P2PU is Social Wrapper CartoonCC-BY-SA Alison Jean Cole

A few years ago, I had an idea: I wanted to travel around the world and meet interesting people who I could learn from in exchange for sharing my skills. I remember having the idea very vividly. I was on an airplane, as I often was back in those days, and I was scribbling as fast as I could in my notebook. There was going to be an online component to a mostly offline experience. People would be able to lend resources such as classrooms, domain knowledge, books, supplies, and equipment. I was convinced something like this should already exist, so I did what you'd expect, I scoured the net high and low. As I searched I came across a number of different communities and resources but couldn't find exactly what I was looking for.

Sure there was CouchSurfing, but that was mainly focused on the travel community with a very minor attempt at a skill sharing system. I also found things like MIT's Open Course Ware, but there was something lacking, the community, the people.
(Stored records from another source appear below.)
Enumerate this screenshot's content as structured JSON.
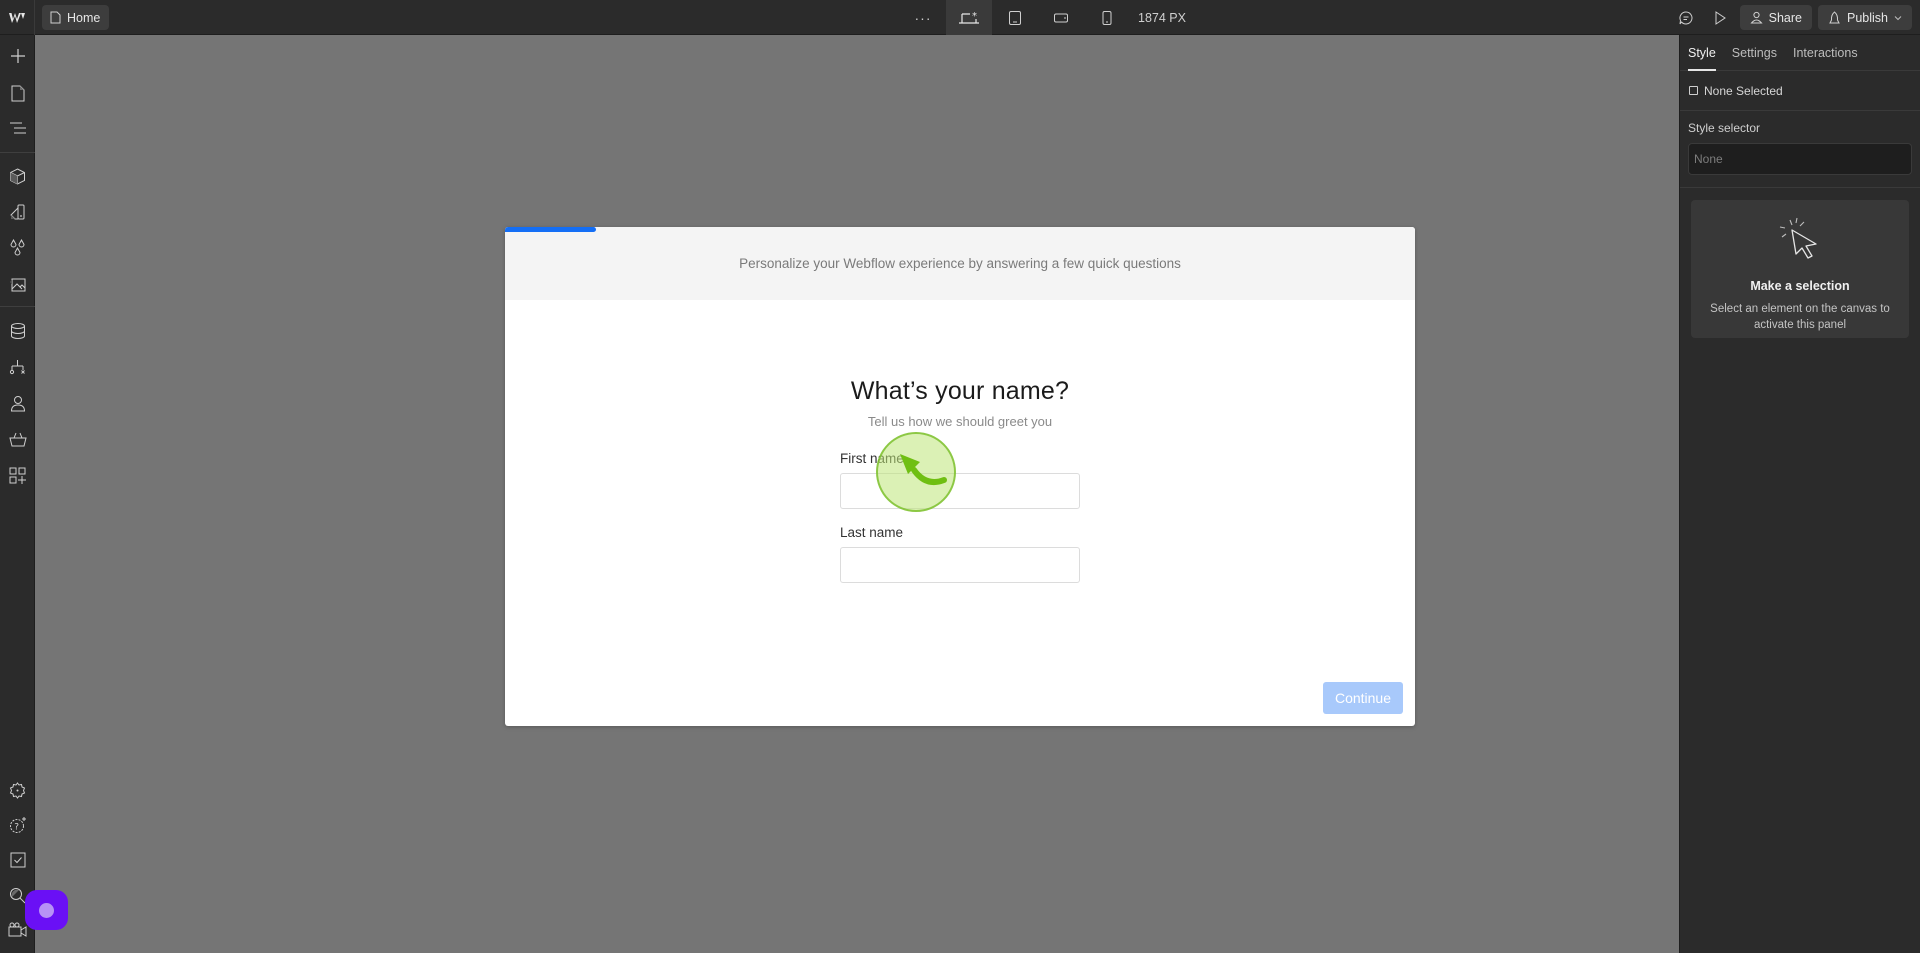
{
  "topbar": {
    "logo": "webflow-logo",
    "page_button_label": "Home",
    "more_label": "···",
    "breakpoints": [
      "desktop-base",
      "tablet",
      "mobile-landscape",
      "mobile-portrait"
    ],
    "active_breakpoint": "desktop-base",
    "width_readout": "1874 PX",
    "share_label": "Share",
    "publish_label": "Publish"
  },
  "left_sidebar": {
    "items": [
      "add",
      "pages",
      "navigator",
      "components",
      "variables",
      "style-manager",
      "assets",
      "cms",
      "logic",
      "users",
      "ecommerce",
      "apps"
    ],
    "bottom_items": [
      "settings",
      "help",
      "audits",
      "find",
      "video-tutorials"
    ]
  },
  "canvas": {
    "progress": 0.1,
    "header_text": "Personalize your Webflow experience by answering a few quick questions",
    "question_title": "What’s your name?",
    "question_subtitle": "Tell us how we should greet you",
    "first_name_label": "First name",
    "first_name_value": "",
    "last_name_label": "Last name",
    "last_name_value": "",
    "continue_label": "Continue"
  },
  "right_panel": {
    "tabs": [
      "Style",
      "Settings",
      "Interactions"
    ],
    "active_tab": "Style",
    "selection_label": "None Selected",
    "style_selector_label": "Style selector",
    "style_selector_placeholder": "None",
    "empty_title": "Make a selection",
    "empty_text": "Select an element on the canvas to activate this panel"
  },
  "colors": {
    "accent": "#146ef5",
    "continue_disabled": "#a8c9fb",
    "chat_button": "#6a10f5"
  }
}
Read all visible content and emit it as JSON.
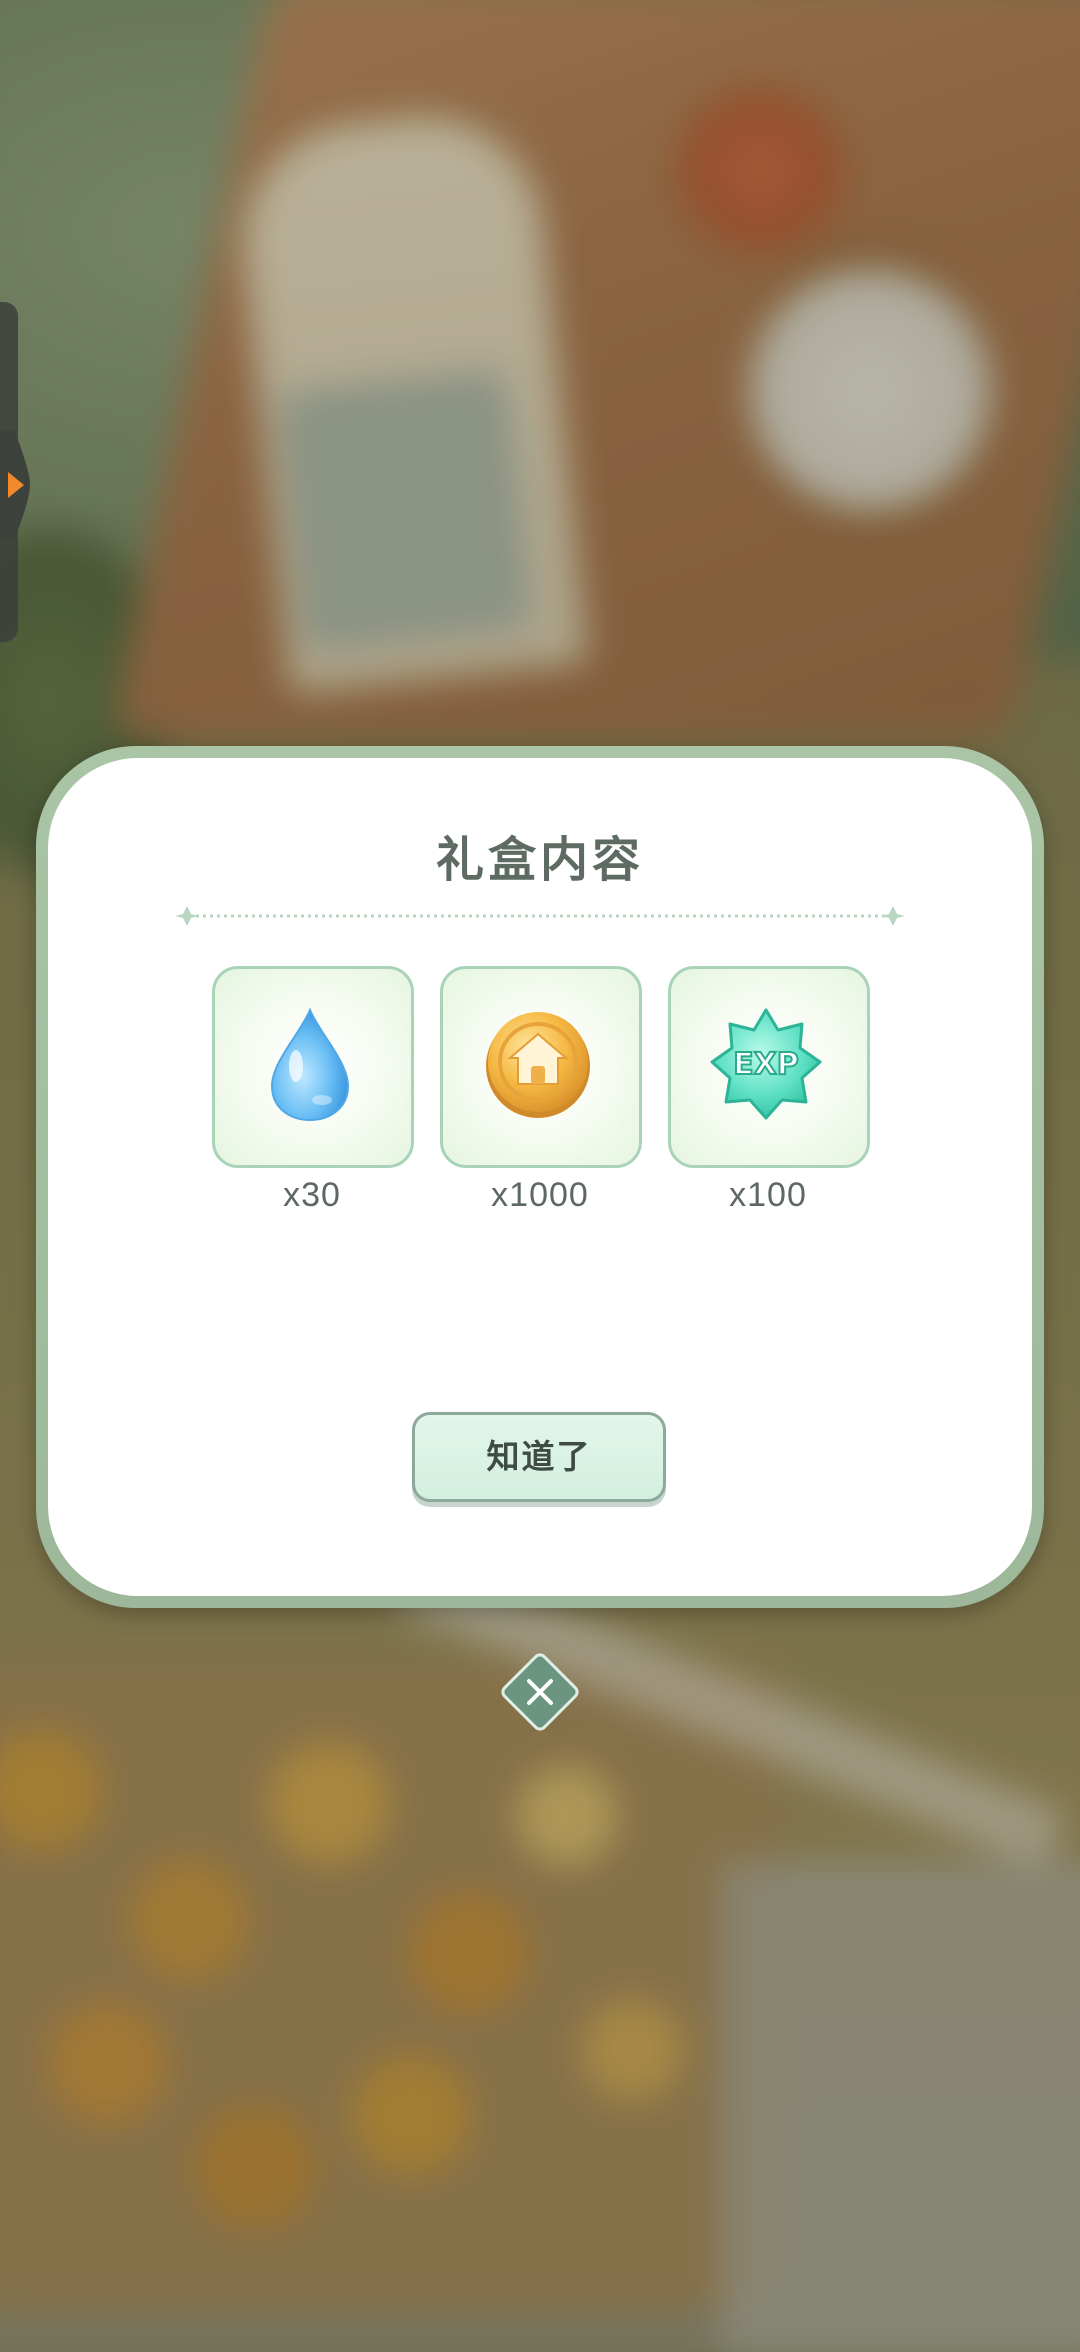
{
  "dialog": {
    "title": "礼盒内容",
    "confirm_label": "知道了"
  },
  "rewards": [
    {
      "icon": "water-drop-icon",
      "count": "x30"
    },
    {
      "icon": "house-coin-icon",
      "count": "x1000"
    },
    {
      "icon": "exp-star-icon",
      "exp_text": "EXP",
      "count": "x100"
    }
  ],
  "icons": {
    "close": "close-icon",
    "side_arrow": "arrow-right-icon"
  },
  "colors": {
    "accent_green": "#a8d3b8",
    "button_bg": "#d3efe0",
    "title_text": "#5d6b63",
    "side_arrow": "#f28a2a"
  }
}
In my searching I came across a new term, Open Education. I had long known of FLOSS, so the concept of open education was pretty natural to me. Further down the road I heard about the annual Open Education Conference, so in 2008, I attended. My trip was kindly funded by the William & Flora Hewlett Foundation based on my intent to share the idea. As it turned out, I wasn't alone in my thinking and I met Philipp, Stian, and Joel.

At this point, tons of ideas were brewing for all of us. There were a million directions that we could go. Different people had different ideas and we took a slow growth route in order to solidify what it was we were trying to accomplish.

Fast forward two years and you've got Peer 2 Peer University, a thriving community of individuals passionate about learning. Our core values are clear. We're an open community for peer learning. We're here to facilitate learning groups and give participants the recognition they deserve. P2PU encourages experimentation, and I love experiments.

As of now we've run more than twenty courses in two cycles. In the most recent cycle, I organized my first course, Mashing Up the Open Web. Mashing up The Open Web is the first course in a series of Open Web courses that we're working on in conjunction with Mozilla as part of the Drumbeat initiative. I'll save the details for a later post, but I will say that the course was an amazing success and that I absolutely enjoyed every minute of it. I've always had the idea of becoming a teacher in the back of my mind, P2PU has helped me prove that idea is a good one.